HOW TO COMPLETE THIS TASK ▸
From the records below, work out how many lines carry the string "appointment". Leave out everything but the number.

INFORMATION GIVEN ▸
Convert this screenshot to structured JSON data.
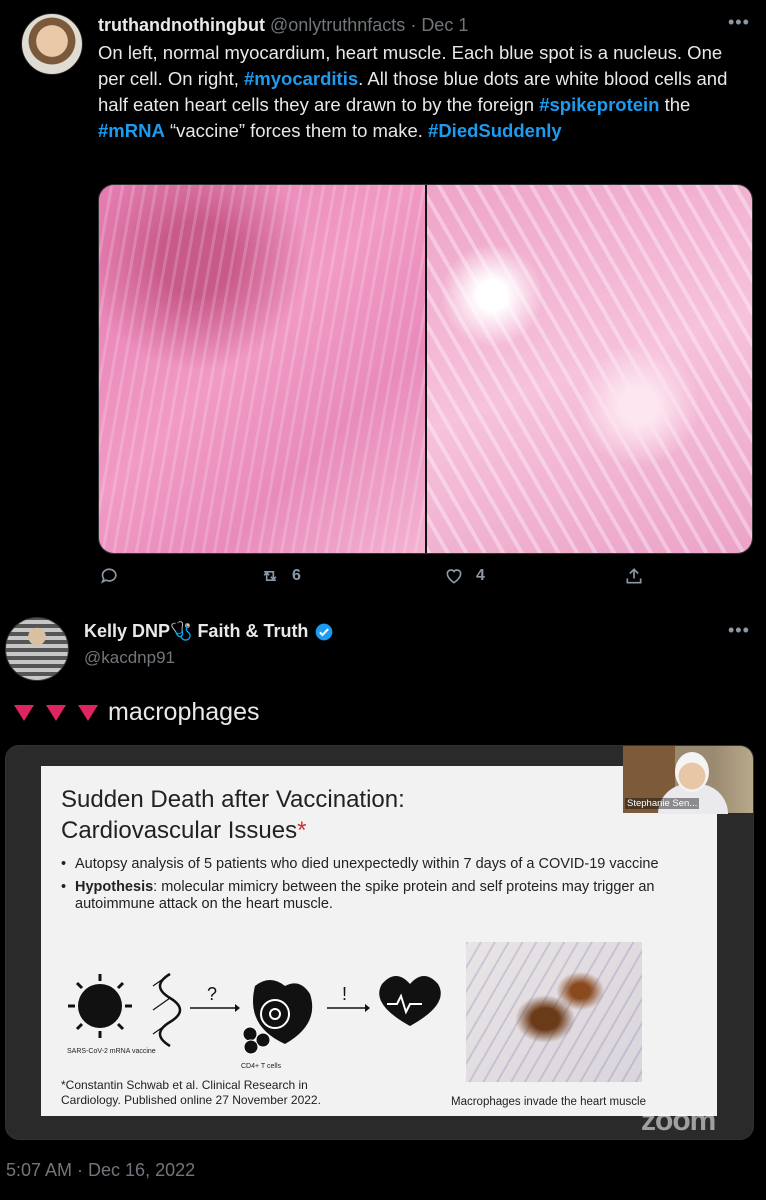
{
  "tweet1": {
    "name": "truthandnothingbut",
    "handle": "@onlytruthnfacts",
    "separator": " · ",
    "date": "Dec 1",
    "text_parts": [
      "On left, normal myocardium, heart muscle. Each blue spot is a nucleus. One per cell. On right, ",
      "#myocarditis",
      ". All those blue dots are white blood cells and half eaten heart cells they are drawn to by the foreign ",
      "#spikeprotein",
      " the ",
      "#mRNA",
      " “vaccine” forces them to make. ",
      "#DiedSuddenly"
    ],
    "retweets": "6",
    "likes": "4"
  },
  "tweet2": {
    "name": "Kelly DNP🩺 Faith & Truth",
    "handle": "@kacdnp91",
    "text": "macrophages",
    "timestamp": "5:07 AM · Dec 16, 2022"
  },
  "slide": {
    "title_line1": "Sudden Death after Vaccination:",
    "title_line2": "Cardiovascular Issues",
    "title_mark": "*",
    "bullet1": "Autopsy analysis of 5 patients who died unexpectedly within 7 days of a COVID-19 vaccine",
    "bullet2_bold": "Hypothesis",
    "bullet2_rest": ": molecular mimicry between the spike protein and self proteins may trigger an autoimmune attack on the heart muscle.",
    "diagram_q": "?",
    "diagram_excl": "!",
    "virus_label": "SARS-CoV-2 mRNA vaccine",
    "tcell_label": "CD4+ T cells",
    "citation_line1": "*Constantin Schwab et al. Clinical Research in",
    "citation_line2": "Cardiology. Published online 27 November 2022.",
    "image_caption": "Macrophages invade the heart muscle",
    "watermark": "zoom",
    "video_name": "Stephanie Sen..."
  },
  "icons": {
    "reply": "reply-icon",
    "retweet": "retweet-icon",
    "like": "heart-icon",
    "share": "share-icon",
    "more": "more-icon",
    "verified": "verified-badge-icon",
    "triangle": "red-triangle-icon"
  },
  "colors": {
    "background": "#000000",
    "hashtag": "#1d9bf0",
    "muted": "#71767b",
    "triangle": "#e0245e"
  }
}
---
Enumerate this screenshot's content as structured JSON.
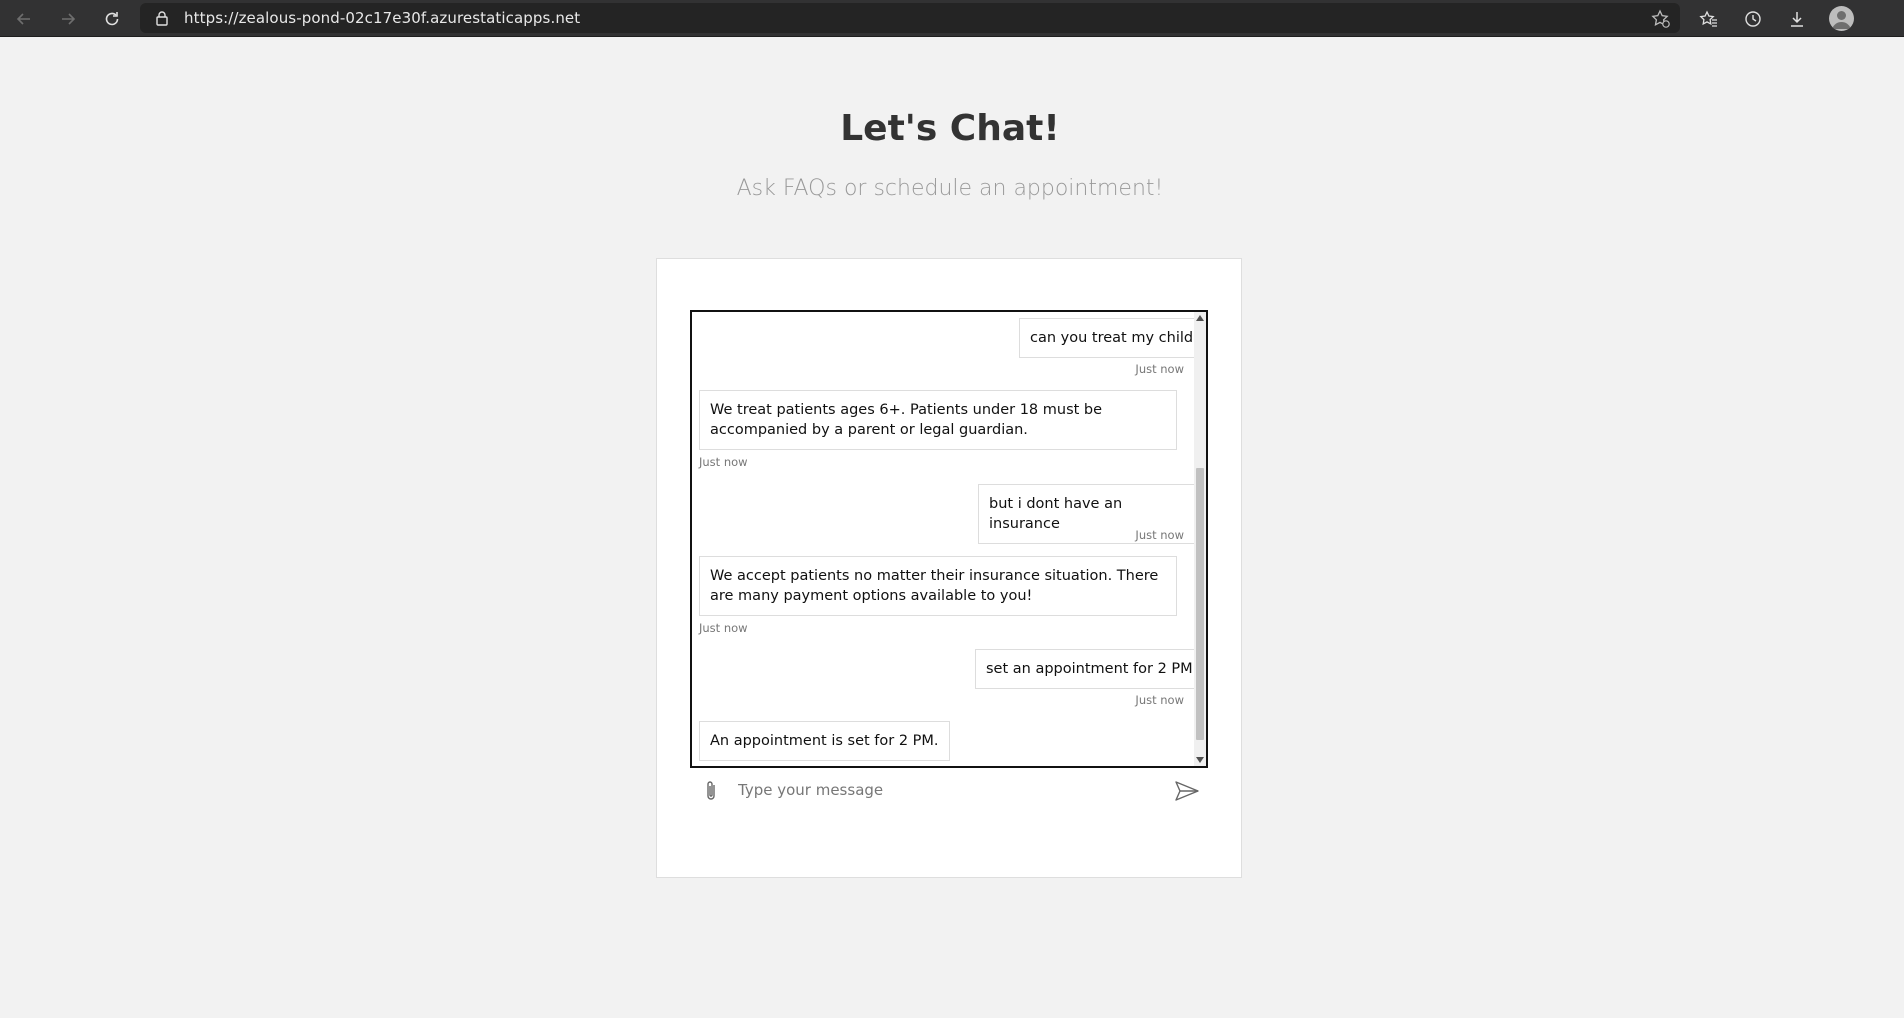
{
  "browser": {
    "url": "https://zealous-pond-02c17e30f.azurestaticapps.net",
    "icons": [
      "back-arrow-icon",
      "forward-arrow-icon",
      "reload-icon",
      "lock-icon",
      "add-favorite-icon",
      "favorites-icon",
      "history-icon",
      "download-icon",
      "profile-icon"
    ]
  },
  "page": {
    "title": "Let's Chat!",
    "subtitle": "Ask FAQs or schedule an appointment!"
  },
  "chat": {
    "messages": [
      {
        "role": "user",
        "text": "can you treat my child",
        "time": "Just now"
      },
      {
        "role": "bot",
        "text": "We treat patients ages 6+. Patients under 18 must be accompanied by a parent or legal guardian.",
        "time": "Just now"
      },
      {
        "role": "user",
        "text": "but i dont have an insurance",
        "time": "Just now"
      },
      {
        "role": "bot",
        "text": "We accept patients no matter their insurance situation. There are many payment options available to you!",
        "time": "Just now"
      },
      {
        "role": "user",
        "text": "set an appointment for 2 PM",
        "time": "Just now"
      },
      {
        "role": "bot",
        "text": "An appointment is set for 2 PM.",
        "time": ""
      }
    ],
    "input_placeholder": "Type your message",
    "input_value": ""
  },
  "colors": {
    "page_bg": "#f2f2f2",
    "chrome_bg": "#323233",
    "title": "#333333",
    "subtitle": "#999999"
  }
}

ANSWER SPACE ▸
3